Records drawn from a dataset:

======

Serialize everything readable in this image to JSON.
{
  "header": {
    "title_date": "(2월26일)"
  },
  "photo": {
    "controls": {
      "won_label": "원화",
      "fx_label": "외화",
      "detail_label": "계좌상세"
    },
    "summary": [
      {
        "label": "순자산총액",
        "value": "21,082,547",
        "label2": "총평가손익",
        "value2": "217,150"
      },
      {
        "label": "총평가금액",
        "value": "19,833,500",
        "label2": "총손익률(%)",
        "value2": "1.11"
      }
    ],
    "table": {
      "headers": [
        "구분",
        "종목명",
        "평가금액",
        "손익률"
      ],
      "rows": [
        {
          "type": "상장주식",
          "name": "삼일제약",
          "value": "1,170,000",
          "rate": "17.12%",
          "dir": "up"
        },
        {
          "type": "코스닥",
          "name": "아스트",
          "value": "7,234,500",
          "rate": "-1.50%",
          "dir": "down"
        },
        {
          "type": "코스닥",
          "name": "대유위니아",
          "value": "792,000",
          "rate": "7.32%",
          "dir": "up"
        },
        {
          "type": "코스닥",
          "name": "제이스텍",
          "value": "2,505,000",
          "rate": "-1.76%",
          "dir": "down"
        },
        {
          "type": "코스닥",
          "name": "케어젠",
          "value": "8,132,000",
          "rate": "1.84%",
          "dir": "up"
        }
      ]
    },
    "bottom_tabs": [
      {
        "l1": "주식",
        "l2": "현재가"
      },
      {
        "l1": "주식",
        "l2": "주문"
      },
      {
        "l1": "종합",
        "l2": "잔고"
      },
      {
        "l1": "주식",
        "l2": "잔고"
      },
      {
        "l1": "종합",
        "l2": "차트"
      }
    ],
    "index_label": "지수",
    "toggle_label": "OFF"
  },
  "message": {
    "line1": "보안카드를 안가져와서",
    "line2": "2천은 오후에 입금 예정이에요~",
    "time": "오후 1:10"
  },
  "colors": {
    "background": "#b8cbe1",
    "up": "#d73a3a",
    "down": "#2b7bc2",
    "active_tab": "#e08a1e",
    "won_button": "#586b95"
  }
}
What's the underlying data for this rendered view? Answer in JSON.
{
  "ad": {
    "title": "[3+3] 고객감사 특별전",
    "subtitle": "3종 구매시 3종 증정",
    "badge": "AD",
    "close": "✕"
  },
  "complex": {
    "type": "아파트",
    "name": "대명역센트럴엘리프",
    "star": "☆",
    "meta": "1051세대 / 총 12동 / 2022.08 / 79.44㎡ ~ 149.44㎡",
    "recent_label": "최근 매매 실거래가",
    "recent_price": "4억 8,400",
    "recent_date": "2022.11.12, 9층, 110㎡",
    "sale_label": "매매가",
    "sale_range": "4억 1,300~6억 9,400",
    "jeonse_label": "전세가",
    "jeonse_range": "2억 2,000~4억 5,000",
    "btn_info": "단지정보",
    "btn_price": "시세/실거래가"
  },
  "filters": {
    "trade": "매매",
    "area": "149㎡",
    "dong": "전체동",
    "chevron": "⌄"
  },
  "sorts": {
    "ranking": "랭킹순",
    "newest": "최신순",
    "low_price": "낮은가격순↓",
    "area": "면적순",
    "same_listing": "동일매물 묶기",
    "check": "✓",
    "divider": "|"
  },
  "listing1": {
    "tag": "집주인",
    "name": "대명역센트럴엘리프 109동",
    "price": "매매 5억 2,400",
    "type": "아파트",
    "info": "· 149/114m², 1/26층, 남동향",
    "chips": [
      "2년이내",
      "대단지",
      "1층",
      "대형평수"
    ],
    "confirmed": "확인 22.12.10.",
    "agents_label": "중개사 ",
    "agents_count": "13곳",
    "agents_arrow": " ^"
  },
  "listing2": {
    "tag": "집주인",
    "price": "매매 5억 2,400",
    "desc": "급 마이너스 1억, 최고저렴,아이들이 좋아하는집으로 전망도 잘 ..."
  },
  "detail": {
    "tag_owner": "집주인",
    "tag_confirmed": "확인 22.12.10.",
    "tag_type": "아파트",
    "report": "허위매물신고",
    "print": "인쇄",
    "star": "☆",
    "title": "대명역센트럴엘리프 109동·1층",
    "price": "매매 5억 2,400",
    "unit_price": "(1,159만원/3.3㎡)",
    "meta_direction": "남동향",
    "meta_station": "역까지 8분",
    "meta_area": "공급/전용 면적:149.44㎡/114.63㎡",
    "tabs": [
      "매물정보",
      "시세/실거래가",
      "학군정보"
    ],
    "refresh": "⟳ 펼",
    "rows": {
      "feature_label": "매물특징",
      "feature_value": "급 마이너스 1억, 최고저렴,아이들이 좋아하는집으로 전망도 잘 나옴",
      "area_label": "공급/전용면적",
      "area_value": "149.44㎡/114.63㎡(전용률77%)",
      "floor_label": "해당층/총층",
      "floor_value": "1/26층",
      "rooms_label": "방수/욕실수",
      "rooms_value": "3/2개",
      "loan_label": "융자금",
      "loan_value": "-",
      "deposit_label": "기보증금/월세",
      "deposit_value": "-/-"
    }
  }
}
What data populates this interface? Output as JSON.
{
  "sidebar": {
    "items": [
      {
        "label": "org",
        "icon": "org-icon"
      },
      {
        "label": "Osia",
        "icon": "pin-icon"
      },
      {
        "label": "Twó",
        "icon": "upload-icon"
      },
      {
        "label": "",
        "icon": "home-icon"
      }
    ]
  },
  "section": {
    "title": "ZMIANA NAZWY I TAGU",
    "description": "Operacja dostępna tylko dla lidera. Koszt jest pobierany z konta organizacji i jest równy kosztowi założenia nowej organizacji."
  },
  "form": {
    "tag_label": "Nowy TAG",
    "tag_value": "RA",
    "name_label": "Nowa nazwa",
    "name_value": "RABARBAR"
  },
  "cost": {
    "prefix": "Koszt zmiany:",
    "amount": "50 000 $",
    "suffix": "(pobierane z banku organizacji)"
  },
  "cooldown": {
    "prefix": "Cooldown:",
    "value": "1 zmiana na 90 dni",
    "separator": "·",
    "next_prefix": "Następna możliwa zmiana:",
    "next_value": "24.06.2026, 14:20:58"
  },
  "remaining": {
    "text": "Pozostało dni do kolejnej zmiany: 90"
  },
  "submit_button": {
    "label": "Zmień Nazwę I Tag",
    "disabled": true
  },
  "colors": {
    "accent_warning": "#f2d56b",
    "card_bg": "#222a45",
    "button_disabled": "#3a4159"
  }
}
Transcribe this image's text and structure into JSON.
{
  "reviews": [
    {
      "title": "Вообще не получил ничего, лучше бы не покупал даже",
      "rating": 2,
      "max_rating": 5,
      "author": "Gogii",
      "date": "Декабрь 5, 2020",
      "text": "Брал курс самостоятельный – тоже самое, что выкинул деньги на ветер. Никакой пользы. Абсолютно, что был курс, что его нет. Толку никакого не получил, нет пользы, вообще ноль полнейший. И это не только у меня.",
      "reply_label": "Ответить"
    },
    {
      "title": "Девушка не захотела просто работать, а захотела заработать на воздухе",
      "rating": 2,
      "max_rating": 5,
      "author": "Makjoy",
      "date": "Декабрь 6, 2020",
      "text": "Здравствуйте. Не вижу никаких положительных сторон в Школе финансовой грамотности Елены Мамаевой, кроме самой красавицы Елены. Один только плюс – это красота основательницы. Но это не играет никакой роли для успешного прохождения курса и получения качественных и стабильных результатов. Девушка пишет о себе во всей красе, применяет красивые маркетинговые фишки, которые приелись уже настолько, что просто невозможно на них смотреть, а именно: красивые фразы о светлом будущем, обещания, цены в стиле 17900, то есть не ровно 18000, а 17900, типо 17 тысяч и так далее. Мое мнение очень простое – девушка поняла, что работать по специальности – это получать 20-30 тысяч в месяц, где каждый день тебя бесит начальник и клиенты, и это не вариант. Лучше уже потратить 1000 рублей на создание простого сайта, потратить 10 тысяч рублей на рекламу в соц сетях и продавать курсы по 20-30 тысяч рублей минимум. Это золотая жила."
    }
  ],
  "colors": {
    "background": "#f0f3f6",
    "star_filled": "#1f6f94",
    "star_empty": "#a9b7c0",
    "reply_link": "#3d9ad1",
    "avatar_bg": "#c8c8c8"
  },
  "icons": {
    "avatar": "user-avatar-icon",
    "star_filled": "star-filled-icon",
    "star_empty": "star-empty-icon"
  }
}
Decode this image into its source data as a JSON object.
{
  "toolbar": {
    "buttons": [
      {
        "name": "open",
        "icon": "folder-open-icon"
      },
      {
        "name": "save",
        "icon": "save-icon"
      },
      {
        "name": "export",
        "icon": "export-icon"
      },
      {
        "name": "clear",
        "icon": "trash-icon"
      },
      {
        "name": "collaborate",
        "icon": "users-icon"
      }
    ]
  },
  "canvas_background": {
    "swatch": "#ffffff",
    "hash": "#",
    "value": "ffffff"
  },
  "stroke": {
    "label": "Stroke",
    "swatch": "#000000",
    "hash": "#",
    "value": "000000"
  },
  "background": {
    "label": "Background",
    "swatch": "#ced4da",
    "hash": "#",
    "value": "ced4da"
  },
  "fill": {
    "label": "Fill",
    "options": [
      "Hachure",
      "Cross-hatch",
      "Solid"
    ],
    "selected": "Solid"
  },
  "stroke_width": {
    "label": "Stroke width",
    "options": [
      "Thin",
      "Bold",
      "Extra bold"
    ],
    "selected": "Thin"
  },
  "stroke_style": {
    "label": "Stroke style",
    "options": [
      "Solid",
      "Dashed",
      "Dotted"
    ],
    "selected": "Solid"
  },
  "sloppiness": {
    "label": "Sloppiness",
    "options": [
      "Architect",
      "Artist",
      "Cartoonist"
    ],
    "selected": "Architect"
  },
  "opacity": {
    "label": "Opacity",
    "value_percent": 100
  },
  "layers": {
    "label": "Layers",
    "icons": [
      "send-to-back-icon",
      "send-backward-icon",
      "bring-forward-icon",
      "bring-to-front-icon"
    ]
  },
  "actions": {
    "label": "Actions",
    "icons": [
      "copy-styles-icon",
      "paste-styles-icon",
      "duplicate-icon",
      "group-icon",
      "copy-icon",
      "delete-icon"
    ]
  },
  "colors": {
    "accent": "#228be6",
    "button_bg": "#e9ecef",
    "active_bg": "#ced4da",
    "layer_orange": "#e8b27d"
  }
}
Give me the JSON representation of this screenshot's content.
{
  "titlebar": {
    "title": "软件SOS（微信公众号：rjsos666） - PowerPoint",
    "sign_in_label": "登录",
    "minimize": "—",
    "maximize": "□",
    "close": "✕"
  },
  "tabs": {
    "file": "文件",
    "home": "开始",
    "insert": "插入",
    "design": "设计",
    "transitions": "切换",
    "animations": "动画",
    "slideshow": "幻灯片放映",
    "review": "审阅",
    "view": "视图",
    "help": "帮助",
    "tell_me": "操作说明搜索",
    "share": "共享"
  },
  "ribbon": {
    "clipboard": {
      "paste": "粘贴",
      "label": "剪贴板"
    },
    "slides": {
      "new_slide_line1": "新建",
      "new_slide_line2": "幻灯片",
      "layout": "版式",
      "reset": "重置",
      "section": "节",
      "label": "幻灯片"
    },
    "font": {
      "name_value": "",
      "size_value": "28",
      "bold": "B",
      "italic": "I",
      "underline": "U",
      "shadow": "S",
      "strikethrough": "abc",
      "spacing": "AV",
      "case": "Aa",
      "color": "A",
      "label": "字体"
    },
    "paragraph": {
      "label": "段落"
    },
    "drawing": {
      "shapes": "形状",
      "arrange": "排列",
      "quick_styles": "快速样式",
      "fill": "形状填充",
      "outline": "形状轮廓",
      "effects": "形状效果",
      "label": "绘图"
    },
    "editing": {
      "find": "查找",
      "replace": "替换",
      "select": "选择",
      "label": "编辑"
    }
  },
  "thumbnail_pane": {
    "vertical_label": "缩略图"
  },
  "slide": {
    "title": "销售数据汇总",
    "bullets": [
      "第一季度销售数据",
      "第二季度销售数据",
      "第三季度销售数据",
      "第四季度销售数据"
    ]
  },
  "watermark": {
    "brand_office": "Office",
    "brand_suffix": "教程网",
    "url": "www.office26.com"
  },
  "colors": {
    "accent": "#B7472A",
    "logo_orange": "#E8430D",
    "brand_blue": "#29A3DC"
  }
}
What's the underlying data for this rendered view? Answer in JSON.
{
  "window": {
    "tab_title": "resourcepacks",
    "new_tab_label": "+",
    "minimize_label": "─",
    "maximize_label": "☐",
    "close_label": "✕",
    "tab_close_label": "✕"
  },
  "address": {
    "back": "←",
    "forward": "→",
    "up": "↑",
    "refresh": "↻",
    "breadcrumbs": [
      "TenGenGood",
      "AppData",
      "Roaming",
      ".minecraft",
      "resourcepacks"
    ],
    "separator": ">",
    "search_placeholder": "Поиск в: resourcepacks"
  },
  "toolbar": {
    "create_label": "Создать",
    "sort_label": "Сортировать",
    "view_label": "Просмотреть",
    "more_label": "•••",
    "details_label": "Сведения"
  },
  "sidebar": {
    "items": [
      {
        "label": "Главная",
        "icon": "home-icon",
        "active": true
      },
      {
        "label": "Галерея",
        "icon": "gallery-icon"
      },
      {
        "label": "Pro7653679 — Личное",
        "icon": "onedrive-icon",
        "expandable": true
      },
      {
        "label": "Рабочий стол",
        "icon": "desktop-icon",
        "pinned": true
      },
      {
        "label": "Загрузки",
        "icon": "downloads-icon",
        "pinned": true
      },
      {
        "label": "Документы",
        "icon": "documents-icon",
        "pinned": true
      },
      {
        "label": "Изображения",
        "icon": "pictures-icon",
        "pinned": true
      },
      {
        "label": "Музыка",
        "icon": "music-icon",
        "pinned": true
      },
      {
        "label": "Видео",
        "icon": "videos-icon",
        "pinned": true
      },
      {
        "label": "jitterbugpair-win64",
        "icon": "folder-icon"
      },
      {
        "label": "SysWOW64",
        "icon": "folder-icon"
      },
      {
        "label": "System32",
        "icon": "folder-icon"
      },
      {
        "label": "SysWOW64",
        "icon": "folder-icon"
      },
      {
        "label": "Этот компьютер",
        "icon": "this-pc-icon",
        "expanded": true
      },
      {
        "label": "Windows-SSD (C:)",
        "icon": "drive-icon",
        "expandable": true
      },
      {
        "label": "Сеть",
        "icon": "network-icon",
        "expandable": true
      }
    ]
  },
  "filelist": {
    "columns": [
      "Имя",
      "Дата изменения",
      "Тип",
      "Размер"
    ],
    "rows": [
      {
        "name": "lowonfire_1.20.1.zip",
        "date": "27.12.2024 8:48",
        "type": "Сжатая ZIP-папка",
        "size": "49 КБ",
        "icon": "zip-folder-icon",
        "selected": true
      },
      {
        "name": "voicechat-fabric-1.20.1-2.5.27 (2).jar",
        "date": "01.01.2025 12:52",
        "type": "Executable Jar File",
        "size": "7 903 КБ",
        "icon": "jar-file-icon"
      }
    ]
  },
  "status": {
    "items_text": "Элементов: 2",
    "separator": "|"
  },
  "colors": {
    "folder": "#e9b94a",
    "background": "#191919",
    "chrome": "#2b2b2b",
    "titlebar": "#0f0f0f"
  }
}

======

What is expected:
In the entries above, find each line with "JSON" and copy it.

Finished exercise:
Serialize everything readable in this image to JSON.
What's the underlying data for this rendered view? Answer in JSON.
What data populates this interface? Output as JSON.
Transcribe this image's text and structure into JSON.
Decode this image into its source data as a JSON object.
Give me the JSON representation of this screenshot's content.
What's the underlying data for this rendered view? Answer in JSON.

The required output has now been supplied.